Is it right to characterize gay relationships as a flood from which God must protect us in his infinite mercy so much so that the very soul of our nation hangs in the balance?  No.  In fact this claim is startling in its hypocrisy.  The soul of our nation is one that thrives on equitable rights and religious freedom.  We have a secular state that is beautiful exactly because it seeks to provide rights to the least among us regardless of gender, race or sexual orientation.  The Call pretty clearly states that Prop 8 is a religious law at its heart which is meant to levy back the dangerous floodwaters of homosexuality.  The real flood I see here is a tide of religious fundamentalism which is trying to overwhelm our nation’s Establishment Clause and return us to a medieval theocratic state.

In conclusion, let me be clear that I’m not arguing that the Christians among us must revise their doctrine on homosexuality (even though I think they should).  I understand that I probably haven’t changed anybody’s mind on whether homosexuality is a sin.  Nevertheless, no matter what your personal verdict is on the morality of homosexuality, the Christian community’s response to gay marriage through The Call is inexcusable.

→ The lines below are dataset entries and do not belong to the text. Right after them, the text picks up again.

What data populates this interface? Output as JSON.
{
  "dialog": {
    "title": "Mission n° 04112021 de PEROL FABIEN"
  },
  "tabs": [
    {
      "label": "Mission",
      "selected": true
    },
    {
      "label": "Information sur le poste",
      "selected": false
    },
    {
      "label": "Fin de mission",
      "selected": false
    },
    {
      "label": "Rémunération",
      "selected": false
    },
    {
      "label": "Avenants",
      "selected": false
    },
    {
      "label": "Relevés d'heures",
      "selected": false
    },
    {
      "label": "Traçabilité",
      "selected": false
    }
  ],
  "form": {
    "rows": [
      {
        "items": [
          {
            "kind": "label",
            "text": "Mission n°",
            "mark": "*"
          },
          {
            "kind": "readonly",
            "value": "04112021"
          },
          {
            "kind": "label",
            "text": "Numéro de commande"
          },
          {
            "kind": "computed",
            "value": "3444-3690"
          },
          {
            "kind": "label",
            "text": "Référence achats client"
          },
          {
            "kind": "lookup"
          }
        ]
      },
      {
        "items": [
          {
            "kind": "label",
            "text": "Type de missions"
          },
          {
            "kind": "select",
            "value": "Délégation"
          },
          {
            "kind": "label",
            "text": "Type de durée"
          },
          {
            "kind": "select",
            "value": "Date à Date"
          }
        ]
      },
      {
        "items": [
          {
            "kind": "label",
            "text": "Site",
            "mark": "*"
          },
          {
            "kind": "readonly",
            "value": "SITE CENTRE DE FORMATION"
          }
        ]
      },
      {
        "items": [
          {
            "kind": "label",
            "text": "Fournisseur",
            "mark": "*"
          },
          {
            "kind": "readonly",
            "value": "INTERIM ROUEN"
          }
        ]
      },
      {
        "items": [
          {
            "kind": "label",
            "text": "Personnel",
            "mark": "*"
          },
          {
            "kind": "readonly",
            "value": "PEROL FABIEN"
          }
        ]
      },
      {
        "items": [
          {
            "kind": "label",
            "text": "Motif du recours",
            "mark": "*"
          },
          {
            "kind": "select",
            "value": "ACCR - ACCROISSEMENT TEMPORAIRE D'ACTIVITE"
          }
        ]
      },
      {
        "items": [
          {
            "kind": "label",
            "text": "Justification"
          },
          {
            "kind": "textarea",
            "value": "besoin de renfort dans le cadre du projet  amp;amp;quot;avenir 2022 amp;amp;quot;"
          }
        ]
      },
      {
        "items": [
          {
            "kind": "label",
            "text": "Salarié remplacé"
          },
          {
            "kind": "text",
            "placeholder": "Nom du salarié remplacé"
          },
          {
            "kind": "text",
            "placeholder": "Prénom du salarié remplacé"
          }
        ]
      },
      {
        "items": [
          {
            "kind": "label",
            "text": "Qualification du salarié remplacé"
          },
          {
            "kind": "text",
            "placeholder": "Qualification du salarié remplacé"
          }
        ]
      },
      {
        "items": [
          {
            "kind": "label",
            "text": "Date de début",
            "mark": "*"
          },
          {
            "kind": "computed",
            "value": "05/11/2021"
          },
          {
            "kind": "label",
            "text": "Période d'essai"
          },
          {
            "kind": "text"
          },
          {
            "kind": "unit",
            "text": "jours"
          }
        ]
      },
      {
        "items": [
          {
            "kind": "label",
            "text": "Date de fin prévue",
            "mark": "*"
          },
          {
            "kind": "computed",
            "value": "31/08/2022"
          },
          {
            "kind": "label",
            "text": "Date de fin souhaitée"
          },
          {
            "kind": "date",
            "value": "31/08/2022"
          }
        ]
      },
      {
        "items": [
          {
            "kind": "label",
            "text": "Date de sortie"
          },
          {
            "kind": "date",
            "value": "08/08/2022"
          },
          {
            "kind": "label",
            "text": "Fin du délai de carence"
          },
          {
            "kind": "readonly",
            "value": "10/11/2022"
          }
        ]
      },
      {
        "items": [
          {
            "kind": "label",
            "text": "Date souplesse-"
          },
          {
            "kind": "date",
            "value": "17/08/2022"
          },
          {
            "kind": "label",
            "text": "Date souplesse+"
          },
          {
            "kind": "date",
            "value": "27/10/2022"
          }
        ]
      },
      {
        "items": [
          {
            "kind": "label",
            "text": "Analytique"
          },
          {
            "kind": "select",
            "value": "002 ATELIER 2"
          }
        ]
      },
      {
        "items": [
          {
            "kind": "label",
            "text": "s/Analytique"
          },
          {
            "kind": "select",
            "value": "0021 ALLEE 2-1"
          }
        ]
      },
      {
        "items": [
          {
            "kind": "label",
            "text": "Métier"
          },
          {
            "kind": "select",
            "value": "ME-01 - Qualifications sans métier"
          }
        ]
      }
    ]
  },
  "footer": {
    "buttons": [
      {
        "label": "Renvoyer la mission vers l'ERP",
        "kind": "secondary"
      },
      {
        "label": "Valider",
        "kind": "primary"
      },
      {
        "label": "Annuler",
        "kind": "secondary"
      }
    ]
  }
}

The response is unapologetically hateful, misleading, alienating, condemning and arrogant.  Where is the emulation of Jesus?  Where is the loving your neighbors, or removing the plank from your own eye, or feasting with those whom the religious elite label as sinners?  Are we this unaffected by the teachings of our own savior?  When asserting that this is an issue of light vs. darkness it is astounding to me with what stunning irony the majority of the Christian community has chosen the darkest of all positions.

For those Christians here at Valence I would like to add a special note.  You may be reading this and thinking, “Well that’s not me. I’m not going be at The Call. Don’t make the mistake of lumping all Christians together.”

Let me say this simply: silence on this issue indicts every one of us as complicit.  The gay community whom you claim to want to reach and love will only hear those speaking the loudest.  From every pulpit, street corner and water cooler available we should be denouncing the kind of homophobic reaction The Call represents.  Most of all we should be voting NO on Prop 8.